Saturday, August 01, 2009

velvet elvis


I started reading this book by accident. Good friend Merry Carol was reading it and had suggested I might like it too. The other part of the title is “Repainting the Christian Faith”. To be honest, I’m not a great reader of “Christian books”. I’d certainly never heard of the author, Rob Bell. I read the opening chapter and was intrigued. I liked the way the book looked and was set out (sorry, but these things are important for me!), I liked his writing style and some of the things he was saying and the way he said it, for example (and yes, I feel I could have written this – so I realise it’s not earth-shattering stuff!):
As a Christian, I am simply trying to orient myself around living a particular kind of way, the kind of way that Jesus taught is possible. And I think that the way of Jesus is the best possible way to live.
This isn’t irrational or primitive or blind faith. It is merely being honest that we are living a ‘way’.
I’m convinced being generous is a better way to live.
I’m convinced forgiving people and not carrying around bitterness is a better way to live.
I’m convinced having compassion is a better way to live.
I’m convinced pursuing peace in every situation is a better way to live.
I’m convinced listening to the wisdom of others is a better way to live.
I’m convinced being honest with people is a better way to live
”.
Rob Bell was born in 1970 and I read on the book's cover that he’d set up a church community in Michigan in 1999. I initially got the impression that this was just a simple small Christian group - rather like our lovely friend Ian Adams - and, like Ian, Bell had a simple powerful way of communicating his faith.
After about three chapters of “Velvet Elvis”, however, I started to realise that Bell’s situation was very different and the start of chapter 4 (or “Movement 4” as Bell describes the sections) revealed that his church community was huge! When I checked on Wikipedia, it said that, by 2005, some 11,000 attended his church in three “gatherings” each Sunday! Rob Bell is apparently seen by some people as the “new Billy Graham” and very much a figurehead to many Christians.
I’m afraid to admit that, once I’d learnt a little more of the background, my interest and enthusiasm for the book started to wane. I’ve now finished the book. I still found that there were things he wrote that struck a chord or made me question some of my own views but, by the end - perhaps unfairly - I kept getting a sense that the book was part of a “Rob Bell/Mars Hill Bible Church” industry.
What I think I’d hoped for, somewhat naively, was something that was a little more personal and a sense of shared thoughts between friends.

1 comment:

si smith said...

aye up!

funnily enough - i've been reading velvet elvis too [jim and beth got it for me for my birthday]

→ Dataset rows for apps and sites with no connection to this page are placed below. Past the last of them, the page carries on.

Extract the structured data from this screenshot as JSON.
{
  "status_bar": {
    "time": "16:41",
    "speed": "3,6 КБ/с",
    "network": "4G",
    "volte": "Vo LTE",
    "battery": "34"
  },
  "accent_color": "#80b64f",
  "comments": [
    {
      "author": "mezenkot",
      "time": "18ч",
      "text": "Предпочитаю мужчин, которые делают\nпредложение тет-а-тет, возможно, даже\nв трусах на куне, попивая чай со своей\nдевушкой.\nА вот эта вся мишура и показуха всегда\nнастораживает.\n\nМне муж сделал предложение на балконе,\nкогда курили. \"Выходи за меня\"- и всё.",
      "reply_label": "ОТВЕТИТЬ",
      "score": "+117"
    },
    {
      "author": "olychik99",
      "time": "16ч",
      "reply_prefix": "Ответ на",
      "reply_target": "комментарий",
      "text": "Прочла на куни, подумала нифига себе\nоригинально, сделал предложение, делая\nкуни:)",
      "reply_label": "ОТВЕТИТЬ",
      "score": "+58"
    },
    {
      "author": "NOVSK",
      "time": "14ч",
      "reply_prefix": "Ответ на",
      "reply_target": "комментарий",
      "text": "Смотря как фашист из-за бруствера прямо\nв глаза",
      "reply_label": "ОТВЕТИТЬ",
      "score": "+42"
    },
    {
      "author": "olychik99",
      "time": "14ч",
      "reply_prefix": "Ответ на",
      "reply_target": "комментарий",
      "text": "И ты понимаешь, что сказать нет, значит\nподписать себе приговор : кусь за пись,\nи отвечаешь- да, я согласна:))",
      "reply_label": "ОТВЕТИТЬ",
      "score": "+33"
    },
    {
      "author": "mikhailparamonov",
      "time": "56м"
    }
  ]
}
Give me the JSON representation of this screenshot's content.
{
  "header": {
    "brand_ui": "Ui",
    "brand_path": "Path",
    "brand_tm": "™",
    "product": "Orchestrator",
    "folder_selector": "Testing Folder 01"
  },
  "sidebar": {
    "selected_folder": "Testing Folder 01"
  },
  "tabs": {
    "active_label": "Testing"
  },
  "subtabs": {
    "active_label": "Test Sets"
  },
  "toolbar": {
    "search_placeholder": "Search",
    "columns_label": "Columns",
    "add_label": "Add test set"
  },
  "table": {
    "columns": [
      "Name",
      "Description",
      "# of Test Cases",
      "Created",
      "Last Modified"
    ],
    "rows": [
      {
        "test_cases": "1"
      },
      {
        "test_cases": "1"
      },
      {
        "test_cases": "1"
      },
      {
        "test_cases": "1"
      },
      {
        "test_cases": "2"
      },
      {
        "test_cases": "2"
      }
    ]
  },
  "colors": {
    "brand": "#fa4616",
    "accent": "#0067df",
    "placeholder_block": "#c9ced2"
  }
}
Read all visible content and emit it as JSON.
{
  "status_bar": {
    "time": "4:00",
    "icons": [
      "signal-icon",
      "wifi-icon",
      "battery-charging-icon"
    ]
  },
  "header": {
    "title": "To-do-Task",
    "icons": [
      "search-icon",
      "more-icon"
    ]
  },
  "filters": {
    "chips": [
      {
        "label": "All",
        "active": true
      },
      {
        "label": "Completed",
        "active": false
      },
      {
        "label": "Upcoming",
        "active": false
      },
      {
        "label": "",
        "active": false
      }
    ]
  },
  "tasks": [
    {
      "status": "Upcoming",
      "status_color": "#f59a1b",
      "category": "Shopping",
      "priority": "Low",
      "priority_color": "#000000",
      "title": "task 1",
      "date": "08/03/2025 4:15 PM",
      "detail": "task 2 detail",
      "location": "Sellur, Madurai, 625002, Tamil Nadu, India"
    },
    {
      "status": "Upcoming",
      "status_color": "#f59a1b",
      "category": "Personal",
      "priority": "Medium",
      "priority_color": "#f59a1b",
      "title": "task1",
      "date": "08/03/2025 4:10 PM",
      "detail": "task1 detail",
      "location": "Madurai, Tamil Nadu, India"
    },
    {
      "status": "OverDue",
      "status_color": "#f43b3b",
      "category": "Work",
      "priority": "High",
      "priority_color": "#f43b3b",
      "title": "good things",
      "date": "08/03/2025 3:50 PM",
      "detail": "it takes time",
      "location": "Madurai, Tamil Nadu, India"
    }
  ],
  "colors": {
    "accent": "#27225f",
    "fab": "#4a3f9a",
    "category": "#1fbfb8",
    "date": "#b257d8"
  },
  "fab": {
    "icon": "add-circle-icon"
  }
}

i kind of agree with you - on the one hand what he's saying is quite good, but it's hard to get away from the very packaged and commercialised nature of it all - the medium is the message i guess.

i think if i'd read it seven or eight years ago, it might have had much more of an impact, and though i've had to revise my original suspicion that he was maybe just an old school conservative evangelical hiding behind neat typography i'm not sure he's nearly as radical as you would think from the hype that surrounds him and his various products...

[it'll be interesting to hear him at greenbelt this year...]